Congress constructs laws that apply after crimes and errors have occurred. Then, Congress imagines that government "regulation" is even better, because it will require safe practices ahead of time and prevent cutting corners and bad mistakes.
In reality, government regulation is heavy handed, slow to change, and applied in suffocating detail. Regulation can crowd out good practices. I can imagine that oil companies are hassled enough by regulations that offer little benefit. Then, they are reluctant to go beyond requlations in areas that are speculative, such as where oil will float after a spill.
The government plan was to have "fire boom" available to soak up oil and burn it off while it was far at sea. In reality, the government did not have this boom available, and the EPA also said they couldn't burn off the oil this way.
I don't see intelligent regulation based on logical planning and trade-offs. I see a regulatory mess, with many agencies having conflicting requirements.
In this emergency of spilled oil, the EPA tightens handling of all oils. Will olive oil be next? This will put some small dairies out of business.
[edited] New EPA regulations treat spilled milk like oil, requiring farmers to build extra storage tanks and form emergency spill plans.
EPA regulations say “milk typically contains a percentage of animal fat, which is a non-petroleum oil. Containers storing milk are subject to the Oil Spill Prevention, Control and Countermeasure Program rule when they meet the applicability criteria.”
EPA regulations, along with all government enforced regulations, resemble a computer program that has not been tested. When unintended situations come up, the regulations eliminate jobs, and are difficult to correct using reason.

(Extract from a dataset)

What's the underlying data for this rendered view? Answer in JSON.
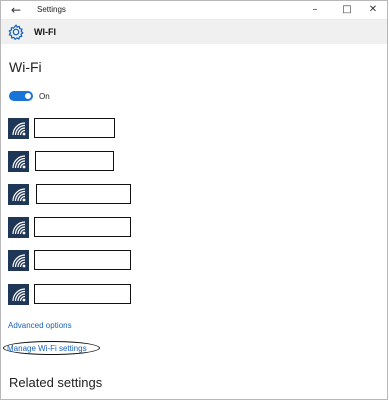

This illustrates a typical regulatory response. Government regulation and preparation failed in the very important case of the Gulf oil spill. This has produced a strong reaction in other, simpler, unnecessary cases as a demonstration that the regulators are really vigilant and powerful. Take that, you dairy farmers!
Dr. Strangelove - Precious Bodily Fluids
The 1964 movie "Dr. Strangelove" is a must see. It made the phrases "Purity of Essence" and "Precious bodily fluids" immortal. This video clip (2:52) is the scene where Col. Ripper describes the necessity of keeping the Communists from polluting our nation's precious bodily fluids. Satire becomes reality as enforced by our EPA.
More at The Internet Movie Database